To use a range of techniques that stimulate creative and divergent thinking which provides alternative and positive solutions to challenging problems posed.
A problem occurs when something is not behaving as it should, something is deviating from the norm or something goes wrong. At work, the types of problems we face depend largely on the organisations we are in and the jobs we do.
Effective problem-solving skills enable employees to identify and understand problems, and use effective problem solving skills to resolve these e.g. analysis, logic, creativity, intuition (applied knowledge, skills and experience). Candidates who demonstrate self-direction and can problem solve, have a combination of these skills and will be comfortable with making decisions and confident enough to rise to challenges in the workplace.
Problem-solving is a universal job skill that applies to any position and every industry.
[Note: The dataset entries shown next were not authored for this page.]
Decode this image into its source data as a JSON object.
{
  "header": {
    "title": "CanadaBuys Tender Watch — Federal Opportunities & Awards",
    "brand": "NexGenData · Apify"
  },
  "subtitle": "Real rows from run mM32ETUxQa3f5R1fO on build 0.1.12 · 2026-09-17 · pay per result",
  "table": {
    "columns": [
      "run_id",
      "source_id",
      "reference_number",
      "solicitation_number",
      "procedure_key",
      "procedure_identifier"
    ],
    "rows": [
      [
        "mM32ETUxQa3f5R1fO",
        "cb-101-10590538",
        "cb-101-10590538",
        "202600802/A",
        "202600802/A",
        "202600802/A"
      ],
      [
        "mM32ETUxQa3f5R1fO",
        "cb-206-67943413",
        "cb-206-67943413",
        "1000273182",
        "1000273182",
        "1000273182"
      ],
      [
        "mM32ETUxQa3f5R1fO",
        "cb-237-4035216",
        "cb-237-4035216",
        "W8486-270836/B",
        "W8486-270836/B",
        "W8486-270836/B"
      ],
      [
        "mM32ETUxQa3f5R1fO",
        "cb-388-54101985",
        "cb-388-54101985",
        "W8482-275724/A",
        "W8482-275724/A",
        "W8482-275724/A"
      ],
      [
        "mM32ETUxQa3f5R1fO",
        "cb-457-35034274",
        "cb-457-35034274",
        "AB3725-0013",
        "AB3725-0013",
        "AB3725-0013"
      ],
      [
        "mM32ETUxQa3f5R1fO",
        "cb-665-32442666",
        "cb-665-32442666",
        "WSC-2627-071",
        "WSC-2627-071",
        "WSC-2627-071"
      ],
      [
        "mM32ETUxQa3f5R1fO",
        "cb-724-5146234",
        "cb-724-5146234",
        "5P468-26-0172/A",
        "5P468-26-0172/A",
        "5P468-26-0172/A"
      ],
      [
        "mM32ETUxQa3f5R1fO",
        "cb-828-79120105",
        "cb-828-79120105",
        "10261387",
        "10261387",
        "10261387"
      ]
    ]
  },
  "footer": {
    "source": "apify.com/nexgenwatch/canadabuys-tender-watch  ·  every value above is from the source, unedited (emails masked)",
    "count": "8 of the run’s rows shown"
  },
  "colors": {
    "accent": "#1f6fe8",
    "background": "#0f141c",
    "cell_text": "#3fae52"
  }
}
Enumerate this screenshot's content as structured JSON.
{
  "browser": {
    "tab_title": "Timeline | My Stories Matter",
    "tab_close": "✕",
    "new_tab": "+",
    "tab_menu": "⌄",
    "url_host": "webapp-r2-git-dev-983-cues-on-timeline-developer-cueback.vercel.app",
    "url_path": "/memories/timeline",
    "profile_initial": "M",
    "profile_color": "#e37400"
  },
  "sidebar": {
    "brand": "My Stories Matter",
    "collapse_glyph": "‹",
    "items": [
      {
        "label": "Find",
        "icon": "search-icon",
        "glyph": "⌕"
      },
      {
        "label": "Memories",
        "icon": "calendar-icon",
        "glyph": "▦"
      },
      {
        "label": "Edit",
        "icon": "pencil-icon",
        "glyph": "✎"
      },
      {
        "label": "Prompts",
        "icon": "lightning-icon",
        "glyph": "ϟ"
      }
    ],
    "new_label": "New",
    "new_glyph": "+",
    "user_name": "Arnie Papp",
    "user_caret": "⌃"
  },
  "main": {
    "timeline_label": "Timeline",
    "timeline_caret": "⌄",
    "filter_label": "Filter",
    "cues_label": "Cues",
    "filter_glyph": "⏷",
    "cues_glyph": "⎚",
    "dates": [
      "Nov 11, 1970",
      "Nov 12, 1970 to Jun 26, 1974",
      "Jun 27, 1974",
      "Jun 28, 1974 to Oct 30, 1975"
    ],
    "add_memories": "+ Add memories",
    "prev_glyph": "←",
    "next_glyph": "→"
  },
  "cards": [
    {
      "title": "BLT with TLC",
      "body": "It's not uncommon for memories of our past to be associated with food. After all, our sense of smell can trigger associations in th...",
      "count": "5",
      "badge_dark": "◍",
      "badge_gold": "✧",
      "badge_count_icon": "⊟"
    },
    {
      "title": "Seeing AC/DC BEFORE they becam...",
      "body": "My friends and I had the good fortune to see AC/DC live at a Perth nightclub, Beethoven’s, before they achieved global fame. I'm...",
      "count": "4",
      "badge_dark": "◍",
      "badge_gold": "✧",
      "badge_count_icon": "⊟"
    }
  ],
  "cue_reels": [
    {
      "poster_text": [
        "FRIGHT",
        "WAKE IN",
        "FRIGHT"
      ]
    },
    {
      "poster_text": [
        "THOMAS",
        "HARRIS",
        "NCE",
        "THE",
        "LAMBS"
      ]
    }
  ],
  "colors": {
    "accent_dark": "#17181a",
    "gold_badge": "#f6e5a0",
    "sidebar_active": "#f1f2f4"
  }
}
That is why employers want to hire people with problem-solving skills, especially for roles that require dealing with complex business challenges, tight deadlines, and changing variables.
This may be undertaken autonomously, or by identifying help from people around us who have the expertise. Using analytical thought processes and initiative is a sought-after quality and demonstrates that you are not solely relying on others to make progress.
Key behaviours associated with being a problem solver
- Logical thinking
- Critical thinking
- Decision making
- Ideas generation
- Action learning
- Solution focused
- Resilience and self-determination
- Ethical considerations
- Creative thinking - divergent/abstract/exploratory
Examples of Outcomes
Students should be able to:
- Develop original approaches in defining and solving problems, using a variety of tools and methodologies
- Evaluate the methods and techniques for solving problems and assess the alternatives
- Make recommendations regarding the problem and how it can be solved
- Identify the specific concepts or principles associated with the problem
- Work independently to solve problems, as well as in group settings
- See that there may be a better way of doing things
- Stay calm and not give up when things go wrong, and seek a way around a problem
- Identify problems of different scales and what is needed to solve them
- Have the foresight to evaluate and review work in order to mitigate problems occurring
- Make solution focused decision when faced with barriers and problems
- Explore alternative solutions through analytical practice and creative thinking
- Take calculated risks to avoid prescriptive solutions
Curriculum Design Strategies
Include formative and summative assessments which develop creativity, self-direction, and use of initiative and analysis e.g. real life case studies, research activities, group projects, business challenges, and service or product audit.
This attribute is linked to being ‘Resilient’
Curriculum Delivery Strategies (examples)
- Project or Dissertation – Provide opportunities for students to research and analyse a specific issue and then present recommendations
- Live Briefs, Work Experience and Internships – Provide opportunities for students to work on employer-related projects, identify and solve issues in a particular role, and exposure to employer feedback
- Organising Events – Provide opportunities for students to plan and implement an event, including scheduling, venue, marketing and logistics
- Enterprise – Ask students to establish a new business idea based on an issue/problem they have identified in their chosen field
- Modelling - Model a useful problem-solving method in order to encourage the students to find a solution to a work-related issue or problem in society
- IAB Engagement – Use the skills and the expertise of the IAB to pose a business problem
- Student Conference – Ask students to organise a conference with a particular subject focus
- Case conference - multi disciplinary approach to find a solution to a problem (appropriate to discipline)
- Simulation – Encourage students to adopt different roles when working with peers in simulated experiences